There are two main types of intelligence: cognitive and emotional intelligence. The former describes a person's ability to learn, reason, problem solve and think logically, whereas the latter describes a person's ability to understand, manage and express their emotions .

Reading, completing puzzles and continuing your education can help improve your cognitive intelligence or IQ. But these activities won't impact your emotional intelligence, or EQ. Here are four things you can do to increase your emotional intelligence.

1. Ask for feedback

One of the main components of emotional intelligence is self-awareness, which is the ability to identify your emotions and understand the impact these emotions have on others. It's hard to objectively analyze how well you respond to conflict or express yourself, which is why it's best to ask others for feedback.

Reach out to trusted friends, family members and coworkers to find out how they would rate your emotional intelligence. Encourage them to share honest feedback so you can identify areas that you need to improve upon to become more emotionally intelligent.

2. Challenge your preconceptions

Emotionally intelligent people strive to understand other people's thoughts and feelings. However, it can be hard to show empathy to others if you have preconceived notions about what they are experiencing. To overcome this obstacle, it's important to challenge your preconceptions.

For example, you may assume that a teenager who isn't doing well in school is lazy or irresponsible. But in reality, the teenager is not performing well because of a learning disorder. In this situation, your preconceived notions may prevent you from empathizing with the teenager about their struggle to cope with a learning disorder.

Try to put your assumptions about others aside. Challenging your preconceptions will make it easier for you to show empathy and increase your EQ.

3. Keep a diary

Get in the habit of writing in a diary or journal at the end of each day . Single out several things that happened to you during the day and jot them down.  It doesn't matter how insignificant the event may seem — include anything that sticks out in your mind. Then, describe how each of these events in your day made you feel.

Did it make you happy when a coworker complimented your new sweater? Were you frustrated when you got a parking ticket? Putting these thoughts down on paper will help you identify your emotions, learn how you react to certain stressors and discover what makes you happy. This exercise is a great way to gain a deeper understanding of your emotions, which is the key to improving your emotional intelligence.

4. Dive into a good book
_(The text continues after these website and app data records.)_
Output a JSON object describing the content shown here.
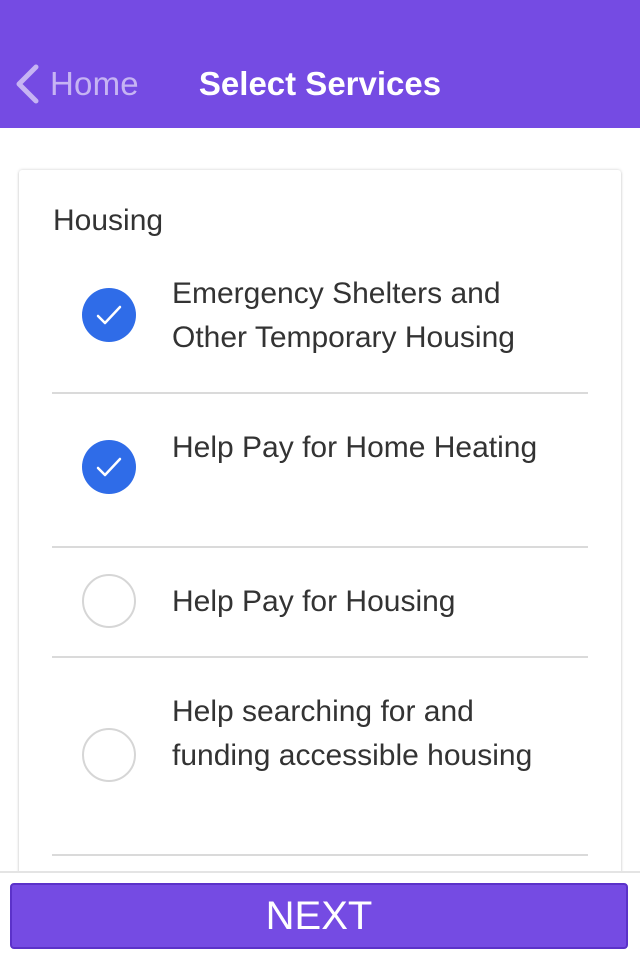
{
  "header": {
    "back_label": "Home",
    "title": "Select Services",
    "back_icon": "chevron-left-icon"
  },
  "section": {
    "title": "Housing",
    "items": [
      {
        "label": "Emergency Shelters and Other Temporary Housing",
        "checked": true
      },
      {
        "label": "Help Pay for Home Heating",
        "checked": true
      },
      {
        "label": "Help Pay for Housing",
        "checked": false
      },
      {
        "label": "Help searching for and funding accessible housing",
        "checked": false
      }
    ]
  },
  "footer": {
    "next_label": "NEXT"
  },
  "colors": {
    "brand": "#754be3",
    "checked": "#2f6ce8",
    "divider": "#dadada"
  }
}
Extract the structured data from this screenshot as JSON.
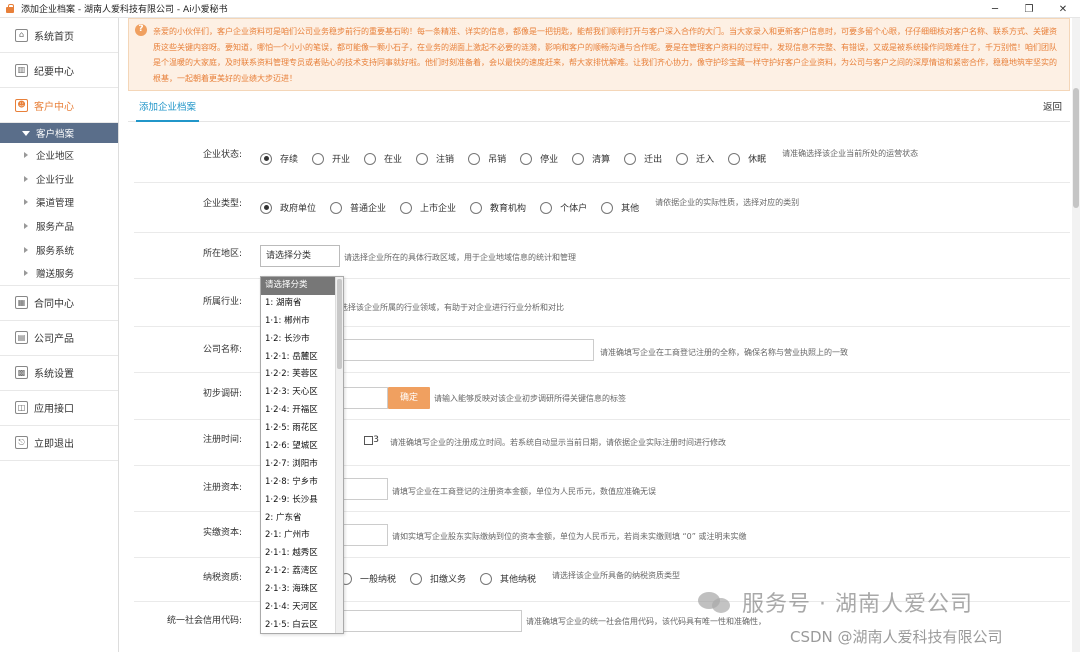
{
  "window": {
    "title": "添加企业档案 - 湖南人爱科技有限公司 - Ai小爱秘书",
    "minimize": "─",
    "maximize": "❐",
    "close": "✕"
  },
  "sidebar": {
    "menu_top": [
      {
        "label": "系统首页",
        "icon": "home-icon",
        "glyph": "⌂"
      },
      {
        "label": "纪要中心",
        "icon": "chart-icon",
        "glyph": "▥"
      },
      {
        "label": "客户中心",
        "icon": "user-icon",
        "glyph": "☻"
      }
    ],
    "submenu_head": "客户档案",
    "submenu_items": [
      "企业地区",
      "企业行业",
      "渠道管理",
      "服务产品",
      "服务系统",
      "赠送服务"
    ],
    "menu_bottom": [
      {
        "label": "合同中心",
        "icon": "calendar-icon",
        "glyph": "▦"
      },
      {
        "label": "公司产品",
        "icon": "product-icon",
        "glyph": "▤"
      },
      {
        "label": "系统设置",
        "icon": "grid-icon",
        "glyph": "▩"
      },
      {
        "label": "应用接口",
        "icon": "plugin-icon",
        "glyph": "◫"
      },
      {
        "label": "立即退出",
        "icon": "exit-icon",
        "glyph": "⎋"
      }
    ],
    "accent_color": "#e8803a",
    "submenu_color": "#5a6e8a"
  },
  "notice": {
    "text": "亲爱的小伙伴们，客户企业资料可是咱们公司业务稳步前行的重要基石哟！每一条精准、详实的信息，都像是一把钥匙，能帮我们顺利打开与客户深入合作的大门。当大家录入和更新客户信息时，可要多留个心眼，仔仔细细核对客户名称、联系方式、关键资质这些关键内容呀。要知道，哪怕一个小小的笔误，都可能像一颗小石子，在业务的湖面上激起不必要的涟漪，影响和客户的顺畅沟通与合作呢。要是在管理客户资料的过程中，发现信息不完整、有错误，又或是被系统操作问题难住了，千万别慌！咱们团队是个温暖的大家庭，及时联系资料管理专员或者贴心的技术支持同事就好啦。他们时刻准备着，会以最快的速度赶来，帮大家排忧解难。让我们齐心协力，像守护珍宝藏一样守护好客户企业资料，为公司与客户之间的深厚情谊和紧密合作，稳稳地筑牢坚实的根基，一起朝着更美好的业绩大步迈进！"
  },
  "tabs": {
    "active": "添加企业档案",
    "back": "返回"
  },
  "form": {
    "status": {
      "label": "企业状态:",
      "options": [
        "存续",
        "开业",
        "在业",
        "注销",
        "吊销",
        "停业",
        "清算",
        "迁出",
        "迁入",
        "休眠"
      ],
      "selected": 0,
      "hint": "请准确选择该企业当前所处的运营状态"
    },
    "type": {
      "label": "企业类型:",
      "options": [
        "政府单位",
        "普通企业",
        "上市企业",
        "教育机构",
        "个体户",
        "其他"
      ],
      "selected": 0,
      "hint": "请依据企业的实际性质，选择对应的类别"
    },
    "region": {
      "label": "所在地区:",
      "value": "请选择分类",
      "hint": "请选择企业所在的具体行政区域，用于企业地域信息的统计和管理"
    },
    "industry": {
      "label": "所属行业:",
      "hint": "选择该企业所属的行业领域，有助于对企业进行行业分析和对比"
    },
    "company_name": {
      "label": "公司名称:",
      "hint": "请准确填写企业在工商登记注册的全称，确保名称与营业执照上的一致"
    },
    "survey": {
      "label": "初步调研:",
      "button": "确定",
      "hint": "请输入能够反映对该企业初步调研所得关键信息的标签"
    },
    "reg_time": {
      "label": "注册时间:",
      "value": "3",
      "hint": "请准确填写企业的注册成立时间。若系统自动显示当前日期，请依据企业实际注册时间进行修改"
    },
    "reg_capital": {
      "label": "注册资本:",
      "hint": "请填写企业在工商登记的注册资本金额，单位为人民币元，数值应准确无误"
    },
    "paid_capital": {
      "label": "实缴资本:",
      "hint": "请如实填写企业股东实际缴纳到位的资本金额，单位为人民币元，若尚未实缴则填 “0” 或注明未实缴"
    },
    "tax": {
      "label": "纳税资质:",
      "options": [
        "一般纳税",
        "扣缴义务",
        "其他纳税"
      ],
      "hint": "请选择该企业所具备的纳税资质类型"
    },
    "credit_code": {
      "label": "统一社会信用代码:",
      "hint": "请准确填写企业的统一社会信用代码，该代码具有唯一性和准确性，"
    }
  },
  "region_dropdown": {
    "options": [
      "请选择分类",
      "1: 湖南省",
      "1·1: 郴州市",
      "1·2: 长沙市",
      "1·2·1: 岳麓区",
      "1·2·2: 芙蓉区",
      "1·2·3: 天心区",
      "1·2·4: 开福区",
      "1·2·5: 雨花区",
      "1·2·6: 望城区",
      "1·2·7: 浏阳市",
      "1·2·8: 宁乡市",
      "1·2·9: 长沙县",
      "2: 广东省",
      "2·1: 广州市",
      "2·1·1: 越秀区",
      "2·1·2: 荔湾区",
      "2·1·3: 海珠区",
      "2·1·4: 天河区",
      "2·1·5: 白云区"
    ],
    "selected": 0
  },
  "watermark": {
    "main": "服务号 · 湖南人爱公司",
    "csdn": "CSDN @湖南人爱科技有限公司"
  },
  "colors": {
    "notice_bg": "#fdf0e4",
    "notice_text": "#e8803a",
    "tab_active": "#2196c9",
    "button": "#f0a060"
  }
}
Studies have shown that reading fictional stories can actually improve empathy. This is because a good fictional story will introduce you to complex characters with various traits, emotions and motivations. Seeing the world through the eyes of these characters will help you develop the skills you need to demonstrate more empathy to others in the real world.

Improving your emotional intelligence may take time, but it's well worth the effort.

The caring therapists at Foundations Counseling can help you and your family overcome life's greatest challenges. Contact us today!